● **How to complete this task**: Can the data below be echoed back word for word?
**** Records provided ****
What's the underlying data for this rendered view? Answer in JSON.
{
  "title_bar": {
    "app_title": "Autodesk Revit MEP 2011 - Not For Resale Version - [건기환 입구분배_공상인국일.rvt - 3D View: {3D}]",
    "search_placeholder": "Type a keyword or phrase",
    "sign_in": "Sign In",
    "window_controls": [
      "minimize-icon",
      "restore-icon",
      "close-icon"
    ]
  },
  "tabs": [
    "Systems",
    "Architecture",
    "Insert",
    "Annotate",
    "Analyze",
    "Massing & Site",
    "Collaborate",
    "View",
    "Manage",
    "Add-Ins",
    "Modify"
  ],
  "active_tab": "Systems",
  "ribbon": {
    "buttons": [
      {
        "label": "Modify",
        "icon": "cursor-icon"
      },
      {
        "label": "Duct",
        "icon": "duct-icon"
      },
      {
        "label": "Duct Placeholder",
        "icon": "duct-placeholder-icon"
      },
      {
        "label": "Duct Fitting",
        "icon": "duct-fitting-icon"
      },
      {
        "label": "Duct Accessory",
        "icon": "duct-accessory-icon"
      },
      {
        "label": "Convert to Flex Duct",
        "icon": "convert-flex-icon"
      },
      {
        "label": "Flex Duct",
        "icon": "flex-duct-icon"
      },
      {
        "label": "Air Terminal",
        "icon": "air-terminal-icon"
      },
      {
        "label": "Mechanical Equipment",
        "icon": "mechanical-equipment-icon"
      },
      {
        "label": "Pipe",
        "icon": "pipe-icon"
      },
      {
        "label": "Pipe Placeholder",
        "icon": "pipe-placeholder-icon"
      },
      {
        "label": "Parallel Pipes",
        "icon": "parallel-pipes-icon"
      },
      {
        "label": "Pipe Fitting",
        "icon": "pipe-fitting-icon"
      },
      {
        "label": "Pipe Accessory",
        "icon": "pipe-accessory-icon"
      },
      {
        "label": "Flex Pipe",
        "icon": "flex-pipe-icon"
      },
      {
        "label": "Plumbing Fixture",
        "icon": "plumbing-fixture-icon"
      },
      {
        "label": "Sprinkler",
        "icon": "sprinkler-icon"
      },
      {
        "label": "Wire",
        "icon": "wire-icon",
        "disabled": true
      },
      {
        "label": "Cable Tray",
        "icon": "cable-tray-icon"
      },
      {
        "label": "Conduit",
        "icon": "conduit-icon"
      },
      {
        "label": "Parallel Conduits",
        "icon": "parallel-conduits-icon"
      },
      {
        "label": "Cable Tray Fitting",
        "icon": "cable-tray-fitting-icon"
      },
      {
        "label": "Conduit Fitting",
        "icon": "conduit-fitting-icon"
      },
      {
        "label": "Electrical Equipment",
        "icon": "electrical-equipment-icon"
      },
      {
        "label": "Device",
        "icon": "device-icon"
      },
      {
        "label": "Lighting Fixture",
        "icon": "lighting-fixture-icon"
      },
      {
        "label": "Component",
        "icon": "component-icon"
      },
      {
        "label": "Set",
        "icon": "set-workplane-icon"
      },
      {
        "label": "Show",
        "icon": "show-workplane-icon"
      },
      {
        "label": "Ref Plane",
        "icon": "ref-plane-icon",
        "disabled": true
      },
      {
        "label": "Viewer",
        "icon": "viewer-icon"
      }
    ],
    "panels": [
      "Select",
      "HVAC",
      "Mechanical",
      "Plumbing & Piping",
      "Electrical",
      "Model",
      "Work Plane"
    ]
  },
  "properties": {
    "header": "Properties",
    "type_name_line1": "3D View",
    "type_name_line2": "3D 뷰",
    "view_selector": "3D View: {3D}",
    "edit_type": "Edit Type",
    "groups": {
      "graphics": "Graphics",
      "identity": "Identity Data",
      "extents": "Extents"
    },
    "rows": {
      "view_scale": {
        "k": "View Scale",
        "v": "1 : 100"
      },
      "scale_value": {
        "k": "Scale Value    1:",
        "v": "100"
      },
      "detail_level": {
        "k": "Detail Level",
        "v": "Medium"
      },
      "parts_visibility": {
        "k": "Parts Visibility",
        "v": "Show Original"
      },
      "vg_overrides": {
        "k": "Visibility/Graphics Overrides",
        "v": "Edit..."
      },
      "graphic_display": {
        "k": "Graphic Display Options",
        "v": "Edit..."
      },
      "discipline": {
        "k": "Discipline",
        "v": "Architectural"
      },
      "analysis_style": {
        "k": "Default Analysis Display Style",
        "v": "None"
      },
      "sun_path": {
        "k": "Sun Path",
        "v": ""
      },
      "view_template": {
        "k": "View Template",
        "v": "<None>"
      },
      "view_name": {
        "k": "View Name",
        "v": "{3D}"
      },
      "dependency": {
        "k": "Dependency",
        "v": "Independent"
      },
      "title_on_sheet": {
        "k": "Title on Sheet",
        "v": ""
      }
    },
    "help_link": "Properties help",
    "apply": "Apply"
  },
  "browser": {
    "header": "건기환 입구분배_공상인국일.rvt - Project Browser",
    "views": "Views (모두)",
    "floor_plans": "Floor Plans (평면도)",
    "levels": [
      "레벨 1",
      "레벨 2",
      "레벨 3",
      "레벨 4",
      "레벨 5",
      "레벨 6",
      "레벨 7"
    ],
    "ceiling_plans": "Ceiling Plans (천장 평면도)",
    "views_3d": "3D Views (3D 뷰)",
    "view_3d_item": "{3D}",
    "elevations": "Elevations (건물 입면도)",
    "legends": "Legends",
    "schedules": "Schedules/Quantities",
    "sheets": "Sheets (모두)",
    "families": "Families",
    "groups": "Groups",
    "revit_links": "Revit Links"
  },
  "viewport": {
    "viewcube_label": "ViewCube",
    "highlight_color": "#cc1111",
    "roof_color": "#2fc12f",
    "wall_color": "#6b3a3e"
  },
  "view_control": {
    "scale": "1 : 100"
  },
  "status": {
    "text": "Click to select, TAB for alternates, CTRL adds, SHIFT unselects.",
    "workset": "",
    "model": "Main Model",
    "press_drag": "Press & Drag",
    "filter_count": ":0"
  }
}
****
● **Problem solution**:
What's the underlying data for this rendered view? Answer in JSON.
{
  "title_bar": {
    "app_title": "Autodesk Revit MEP 2011 - Not For Resale Version - [건기환 입구분배_공상인국일.rvt - 3D View: {3D}]",
    "search_placeholder": "Type a keyword or phrase",
    "sign_in": "Sign In",
    "window_controls": [
      "minimize-icon",
      "restore-icon",
      "close-icon"
    ]
  },
  "tabs": [
    "Systems",
    "Architecture",
    "Insert",
    "Annotate",
    "Analyze",
    "Massing & Site",
    "Collaborate",
    "View",
    "Manage",
    "Add-Ins",
    "Modify"
  ],
  "active_tab": "Systems",
  "ribbon": {
    "buttons": [
      {
        "label": "Modify",
        "icon": "cursor-icon"
      },
      {
        "label": "Duct",
        "icon": "duct-icon"
      },
      {
        "label": "Duct Placeholder",
        "icon": "duct-placeholder-icon"
      },
      {
        "label": "Duct Fitting",
        "icon": "duct-fitting-icon"
      },
      {
        "label": "Duct Accessory",
        "icon": "duct-accessory-icon"
      },
      {
        "label": "Convert to Flex Duct",
        "icon": "convert-flex-icon"
      },
      {
        "label": "Flex Duct",
        "icon": "flex-duct-icon"
      },
      {
        "label": "Air Terminal",
        "icon": "air-terminal-icon"
      },
      {
        "label": "Mechanical Equipment",
        "icon": "mechanical-equipment-icon"
      },
      {
        "label": "Pipe",
        "icon": "pipe-icon"
      },
      {
        "label": "Pipe Placeholder",
        "icon": "pipe-placeholder-icon"
      },
      {
        "label": "Parallel Pipes",
        "icon": "parallel-pipes-icon"
      },
      {
        "label": "Pipe Fitting",
        "icon": "pipe-fitting-icon"
      },
      {
        "label": "Pipe Accessory",
        "icon": "pipe-accessory-icon"
      },
      {
        "label": "Flex Pipe",
        "icon": "flex-pipe-icon"
      },
      {
        "label": "Plumbing Fixture",
        "icon": "plumbing-fixture-icon"
      },
      {
        "label": "Sprinkler",
        "icon": "sprinkler-icon"
      },
      {
        "label": "Wire",
        "icon": "wire-icon",
        "disabled": true
      },
      {
        "label": "Cable Tray",
        "icon": "cable-tray-icon"
      },
      {
        "label": "Conduit",
        "icon": "conduit-icon"
      },
      {
        "label": "Parallel Conduits",
        "icon": "parallel-conduits-icon"
      },
      {
        "label": "Cable Tray Fitting",
        "icon": "cable-tray-fitting-icon"
      },
      {
        "label": "Conduit Fitting",
        "icon": "conduit-fitting-icon"
      },
      {
        "label": "Electrical Equipment",
        "icon": "electrical-equipment-icon"
      },
      {
        "label": "Device",
        "icon": "device-icon"
      },
      {
        "label": "Lighting Fixture",
        "icon": "lighting-fixture-icon"
      },
      {
        "label": "Component",
        "icon": "component-icon"
      },
      {
        "label": "Set",
        "icon": "set-workplane-icon"
      },
      {
        "label": "Show",
        "icon": "show-workplane-icon"
      },
      {
        "label": "Ref Plane",
        "icon": "ref-plane-icon",
        "disabled": true
      },
      {
        "label": "Viewer",
        "icon": "viewer-icon"
      }
    ],
    "panels": [
      "Select",
      "HVAC",
      "Mechanical",
      "Plumbing & Piping",
      "Electrical",
      "Model",
      "Work Plane"
    ]
  },
  "properties": {
    "header": "Properties",
    "type_name_line1": "3D View",
    "type_name_line2": "3D 뷰",
    "view_selector": "3D View: {3D}",
    "edit_type": "Edit Type",
    "groups": {
      "graphics": "Graphics",
      "identity": "Identity Data",
      "extents": "Extents"
    },
    "rows": {
      "view_scale": {
        "k": "View Scale",
        "v": "1 : 100"
      },
      "scale_value": {
        "k": "Scale Value    1:",
        "v": "100"
      },
      "detail_level": {
        "k": "Detail Level",
        "v": "Medium"
      },
      "parts_visibility": {
        "k": "Parts Visibility",
        "v": "Show Original"
      },
      "vg_overrides": {
        "k": "Visibility/Graphics Overrides",
        "v": "Edit..."
      },
      "graphic_display": {
        "k": "Graphic Display Options",
        "v": "Edit..."
      },
      "discipline": {
        "k": "Discipline",
        "v": "Architectural"
      },
      "analysis_style": {
        "k": "Default Analysis Display Style",
        "v": "None"
      },
      "sun_path": {
        "k": "Sun Path",
        "v": ""
      },
      "view_template": {
        "k": "View Template",
        "v": "<None>"
      },
      "view_name": {
        "k": "View Name",
        "v": "{3D}"
      },
      "dependency": {
        "k": "Dependency",
        "v": "Independent"
      },
      "title_on_sheet": {
        "k": "Title on Sheet",
        "v": ""
      }
    },
    "help_link": "Properties help",
    "apply": "Apply"
  },
  "browser": {
    "header": "건기환 입구분배_공상인국일.rvt - Project Browser",
    "views": "Views (모두)",
    "floor_plans": "Floor Plans (평면도)",
    "levels": [
      "레벨 1",
      "레벨 2",
      "레벨 3",
      "레벨 4",
      "레벨 5",
      "레벨 6",
      "레벨 7"
    ],
    "ceiling_plans": "Ceiling Plans (천장 평면도)",
    "views_3d": "3D Views (3D 뷰)",
    "view_3d_item": "{3D}",
    "elevations": "Elevations (건물 입면도)",
    "legends": "Legends",
    "schedules": "Schedules/Quantities",
    "sheets": "Sheets (모두)",
    "families": "Families",
    "groups": "Groups",
    "revit_links": "Revit Links"
  },
  "viewport": {
    "viewcube_label": "ViewCube",
    "highlight_color": "#cc1111",
    "roof_color": "#2fc12f",
    "wall_color": "#6b3a3e"
  },
  "view_control": {
    "scale": "1 : 100"
  },
  "status": {
    "text": "Click to select, TAB for alternates, CTRL adds, SHIFT unselects.",
    "workset": "",
    "model": "Main Model",
    "press_drag": "Press & Drag",
    "filter_count": ":0"
  }
}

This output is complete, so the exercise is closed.